Data protection issues relating to the use of RFID technology

The number of applications in which chips are used is growing by the day. RFID (radio frequency identification) uses radio waves to read and store data without the need for any contact or line of sight. Although there are certain areas where the use of RFID chips does not raise any data protection concerns, there are others which pose considerable risks for the private sphere of the population at large. It is therefore important that whenever this technology is used, measures are taken to prevent the unlawful processing of personal data.

One use of RFID technology that many people are familiar with is the alarm systems found in department stores. At the exits, it is usual to see reading devices which send and receive radio signals. A label containing an RFID chip (known as transponders or tags) is placed on articles offered for sale. Once the goods have been paid for, the transponder is deactivated. Going past the reader with an article containing a non-deactivated transponder will trigger an alarm.

The transponder usually consists of a chip, an aerial and a housing. Typically, transponders are placed in glass cylinders, plastic disks and cards (debit cards for example), but they may also be embedded in a layer of foil. They can be placed on, or affixed to, any kind of object. In RFID technology, a distinction is made between active transponders which have their own energy source (i.e. a battery), and passive transponders that obtain the energy they need from the radio signals emitted from a read/write device. Thanks to this energy, passive transponders are able to transmit the data they contain.

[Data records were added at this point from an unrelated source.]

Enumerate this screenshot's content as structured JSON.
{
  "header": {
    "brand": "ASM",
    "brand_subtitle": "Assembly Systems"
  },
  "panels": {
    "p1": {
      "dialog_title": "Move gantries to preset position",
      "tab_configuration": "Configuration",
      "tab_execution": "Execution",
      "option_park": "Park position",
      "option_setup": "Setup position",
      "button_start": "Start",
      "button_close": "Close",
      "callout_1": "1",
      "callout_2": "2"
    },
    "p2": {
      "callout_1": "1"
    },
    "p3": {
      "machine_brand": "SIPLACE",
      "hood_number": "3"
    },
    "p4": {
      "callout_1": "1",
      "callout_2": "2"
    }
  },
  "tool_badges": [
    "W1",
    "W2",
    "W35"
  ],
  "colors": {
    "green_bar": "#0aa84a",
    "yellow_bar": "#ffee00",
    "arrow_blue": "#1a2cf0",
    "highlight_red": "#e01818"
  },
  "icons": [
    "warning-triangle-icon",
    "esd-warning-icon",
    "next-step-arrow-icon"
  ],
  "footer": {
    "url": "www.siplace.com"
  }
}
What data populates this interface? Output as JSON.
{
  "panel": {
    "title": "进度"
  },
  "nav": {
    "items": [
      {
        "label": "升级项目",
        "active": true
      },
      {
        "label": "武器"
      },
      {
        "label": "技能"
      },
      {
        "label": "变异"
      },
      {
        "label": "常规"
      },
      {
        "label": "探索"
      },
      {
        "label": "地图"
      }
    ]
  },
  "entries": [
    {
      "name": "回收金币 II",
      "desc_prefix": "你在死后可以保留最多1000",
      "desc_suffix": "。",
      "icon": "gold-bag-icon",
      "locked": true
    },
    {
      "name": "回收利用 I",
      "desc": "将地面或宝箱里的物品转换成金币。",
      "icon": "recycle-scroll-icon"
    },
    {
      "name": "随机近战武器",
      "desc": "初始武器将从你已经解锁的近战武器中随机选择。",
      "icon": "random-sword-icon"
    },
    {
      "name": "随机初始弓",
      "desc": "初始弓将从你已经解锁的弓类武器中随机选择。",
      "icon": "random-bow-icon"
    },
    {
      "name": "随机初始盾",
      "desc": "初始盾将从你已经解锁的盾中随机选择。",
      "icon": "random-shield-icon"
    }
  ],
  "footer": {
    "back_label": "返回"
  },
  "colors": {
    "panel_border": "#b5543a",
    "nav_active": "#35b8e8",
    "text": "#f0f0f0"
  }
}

Logistics companies use RFID technology to track goods from the source to the point of delivery, e.g. for parcel services, baggage tracing and identification, palette labelling, warehouse systems and inventory control. It is also used for security applications - that is for the identification of persons, animals, vehicles, access control, goods surveillance, vehicle immobilisers and door locking systems, as well as for transport systems and ticketing (including tickets for public transport, major events, ski passes).

It is highly probable that EPC (electronic product code) based on RFID technology will soon be widely used in department stores. EPC is an extension of today's barcode (the so-called EAN, or European Article Number). The introduction of EPC will allow each article to be provided with a unique global identification number. Customers who purchase goods and identify themselves with a credit or customer card may find that the unique article numbers may be associated with them for a long, if not indefinite, period of time. There is also some discussion about whether RFID chips should be embedded in banknotes.

From a data protection perspective, the use of RFID technology creates a risk. The problem is that radio waves allow data to be processed over a given distance without any need for a direct line-of-sight link with the chip and without the data subject having to take an active part in the process. In other words, data processing can take place without the knowledge of the data subject. Any data on RFID transponders that have not been destroyed or deleted can be read by (invisible) readers. If these are linked with data from other sources, there is a risk that someone may be able to build up a purchasing or movement profile.

Even adding RFID chips to banknotes could be highly problematic from a data protection perspective. We believe that it should not be possible to determine which banknotes were withdrawn by whom from which automatic teller machine, nor where those banknotes were then used to buy certain products or services. The Data Protection Act only authorises the processing of personal data if data subjects consent to their data being processed, unless justified by a superior public or private interest or if there is a legal basis for the data to be processed. Consent is only valid if the purpose, place and manner of the data processing have been specified. The principle of good faith presupposes that data subjects are informed in a transparent manner.

We recommend that the manufacturers and operators of RFID applications and systems take the necessary steps to ensure that RFID technology is used in conformity with data protection requirements. The following points are of particular relevance:

  • The processing of personal data should be avoided as far as possible. Where it is unavoidable, the data subject must be informed clearly about the purpose of the data processing and about the information system. Furthermore, the data subject must be told what data will be collected, where it will be collected, how it will be processed (e.g. will the data be transferred to third parties) and when it will be deleted. In order to fulfil the transparency requirement, customers' attention must be drawn to the articles that are fitted with RFID transponders.
  • The data collected may only be used for the purpose originally specified.
  • Data subjects' information rights must be guaranteed.
  • Depending on the application in question, transponders must be destroyed, deactivated, or at least have any information they contain deleted. Persons who acquire radio chips as a result of their buying or being given an article must have the possibility of deleting or having the data deleted, either in whole or in part, so that such data cannot be reconstituted. Furthermore, they must have the possibility of destroying the chip or having it destroyed. Any articles that may be loaned (e.g. books from a library) should have their transponders deactivated during the time of the loan so that they may not be read for the entire period during which they are in the user's possession. The transponder should only be reactivated when the goods or articles are returned.
  • Information security must be guaranteed at all times. Security must be hard-wired into the systems so as to maintain data confidentiality, availability and integrity. Information contained in transponders must be protected (e.g. by means of encryption) so that they can only be used for the application intended. The owners of a reader or a recording device should not be able to read information stored on an unprotected RFID transponder. It would be particularly worrying if a reader were able to determine how much money someone was carrying on them.

[July 2005]